__Data about app and page elements__
○ ○ ○ ○ ○

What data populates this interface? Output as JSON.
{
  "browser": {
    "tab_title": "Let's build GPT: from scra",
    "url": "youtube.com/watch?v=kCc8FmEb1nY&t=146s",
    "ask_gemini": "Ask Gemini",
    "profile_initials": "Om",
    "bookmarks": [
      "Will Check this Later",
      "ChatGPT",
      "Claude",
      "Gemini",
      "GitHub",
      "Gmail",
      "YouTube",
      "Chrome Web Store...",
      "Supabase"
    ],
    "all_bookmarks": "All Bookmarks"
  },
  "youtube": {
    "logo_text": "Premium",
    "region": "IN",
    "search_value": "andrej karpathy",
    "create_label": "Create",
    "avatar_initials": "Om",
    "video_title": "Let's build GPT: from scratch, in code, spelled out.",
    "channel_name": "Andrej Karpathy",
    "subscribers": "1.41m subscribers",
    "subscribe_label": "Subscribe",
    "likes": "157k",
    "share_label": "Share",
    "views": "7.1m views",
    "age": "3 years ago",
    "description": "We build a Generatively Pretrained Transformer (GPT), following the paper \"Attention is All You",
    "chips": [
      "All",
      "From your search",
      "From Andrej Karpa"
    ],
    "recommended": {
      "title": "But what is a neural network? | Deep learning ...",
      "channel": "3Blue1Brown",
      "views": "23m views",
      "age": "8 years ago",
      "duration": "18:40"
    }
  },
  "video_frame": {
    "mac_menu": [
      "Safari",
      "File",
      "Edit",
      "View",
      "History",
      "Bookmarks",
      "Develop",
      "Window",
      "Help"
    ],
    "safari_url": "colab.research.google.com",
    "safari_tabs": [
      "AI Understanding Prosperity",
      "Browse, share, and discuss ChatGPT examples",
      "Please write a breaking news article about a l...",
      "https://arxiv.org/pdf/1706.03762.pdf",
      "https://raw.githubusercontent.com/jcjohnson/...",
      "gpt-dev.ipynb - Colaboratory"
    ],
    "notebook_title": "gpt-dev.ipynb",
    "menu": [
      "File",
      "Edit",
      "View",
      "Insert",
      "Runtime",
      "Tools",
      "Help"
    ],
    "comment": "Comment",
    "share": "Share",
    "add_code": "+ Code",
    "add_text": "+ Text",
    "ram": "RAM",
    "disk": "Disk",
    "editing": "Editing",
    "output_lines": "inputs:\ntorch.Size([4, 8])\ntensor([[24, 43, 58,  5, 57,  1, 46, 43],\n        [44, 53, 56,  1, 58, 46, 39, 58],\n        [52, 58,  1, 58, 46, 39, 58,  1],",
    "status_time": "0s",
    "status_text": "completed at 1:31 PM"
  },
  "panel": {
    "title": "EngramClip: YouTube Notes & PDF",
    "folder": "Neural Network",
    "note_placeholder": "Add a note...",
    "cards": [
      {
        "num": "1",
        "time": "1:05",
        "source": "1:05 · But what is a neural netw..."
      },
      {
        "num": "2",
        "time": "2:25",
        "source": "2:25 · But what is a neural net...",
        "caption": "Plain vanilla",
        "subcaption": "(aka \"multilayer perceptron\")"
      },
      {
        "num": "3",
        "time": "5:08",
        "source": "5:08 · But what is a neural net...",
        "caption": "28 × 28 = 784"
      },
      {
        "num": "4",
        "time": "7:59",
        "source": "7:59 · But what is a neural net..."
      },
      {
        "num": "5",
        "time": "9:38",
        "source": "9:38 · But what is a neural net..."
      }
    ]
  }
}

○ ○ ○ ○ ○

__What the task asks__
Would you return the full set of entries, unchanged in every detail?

__Final answer__
What data populates this interface? Output as JSON.
{
  "browser": {
    "tab_title": "Let's build GPT: from scra",
    "url": "youtube.com/watch?v=kCc8FmEb1nY&t=146s",
    "ask_gemini": "Ask Gemini",
    "profile_initials": "Om",
    "bookmarks": [
      "Will Check this Later",
      "ChatGPT",
      "Claude",
      "Gemini",
      "GitHub",
      "Gmail",
      "YouTube",
      "Chrome Web Store...",
      "Supabase"
    ],
    "all_bookmarks": "All Bookmarks"
  },
  "youtube": {
    "logo_text": "Premium",
    "region": "IN",
    "search_value": "andrej karpathy",
    "create_label": "Create",
    "avatar_initials": "Om",
    "video_title": "Let's build GPT: from scratch, in code, spelled out.",
    "channel_name": "Andrej Karpathy",
    "subscribers": "1.41m subscribers",
    "subscribe_label": "Subscribe",
    "likes": "157k",
    "share_label": "Share",
    "views": "7.1m views",
    "age": "3 years ago",
    "description": "We build a Generatively Pretrained Transformer (GPT), following the paper \"Attention is All You",
    "chips": [
      "All",
      "From your search",
      "From Andrej Karpa"
    ],
    "recommended": {
      "title": "But what is a neural network? | Deep learning ...",
      "channel": "3Blue1Brown",
      "views": "23m views",
      "age": "8 years ago",
      "duration": "18:40"
    }
  },
  "video_frame": {
    "mac_menu": [
      "Safari",
      "File",
      "Edit",
      "View",
      "History",
      "Bookmarks",
      "Develop",
      "Window",
      "Help"
    ],
    "safari_url": "colab.research.google.com",
    "safari_tabs": [
      "AI Understanding Prosperity",
      "Browse, share, and discuss ChatGPT examples",
      "Please write a breaking news article about a l...",
      "https://arxiv.org/pdf/1706.03762.pdf",
      "https://raw.githubusercontent.com/jcjohnson/...",
      "gpt-dev.ipynb - Colaboratory"
    ],
    "notebook_title": "gpt-dev.ipynb",
    "menu": [
      "File",
      "Edit",
      "View",
      "Insert",
      "Runtime",
      "Tools",
      "Help"
    ],
    "comment": "Comment",
    "share": "Share",
    "add_code": "+ Code",
    "add_text": "+ Text",
    "ram": "RAM",
    "disk": "Disk",
    "editing": "Editing",
    "output_lines": "inputs:\ntorch.Size([4, 8])\ntensor([[24, 43, 58,  5, 57,  1, 46, 43],\n        [44, 53, 56,  1, 58, 46, 39, 58],\n        [52, 58,  1, 58, 46, 39, 58,  1],",
    "status_time": "0s",
    "status_text": "completed at 1:31 PM"
  },
  "panel": {
    "title": "EngramClip: YouTube Notes & PDF",
    "folder": "Neural Network",
    "note_placeholder": "Add a note...",
    "cards": [
      {
        "num": "1",
        "time": "1:05",
        "source": "1:05 · But what is a neural netw..."
      },
      {
        "num": "2",
        "time": "2:25",
        "source": "2:25 · But what is a neural net...",
        "caption": "Plain vanilla",
        "subcaption": "(aka \"multilayer perceptron\")"
      },
      {
        "num": "3",
        "time": "5:08",
        "source": "5:08 · But what is a neural net...",
        "caption": "28 × 28 = 784"
      },
      {
        "num": "4",
        "time": "7:59",
        "source": "7:59 · But what is a neural net..."
      },
      {
        "num": "5",
        "time": "9:38",
        "source": "9:38 · But what is a neural net..."
      }
    ]
  }
}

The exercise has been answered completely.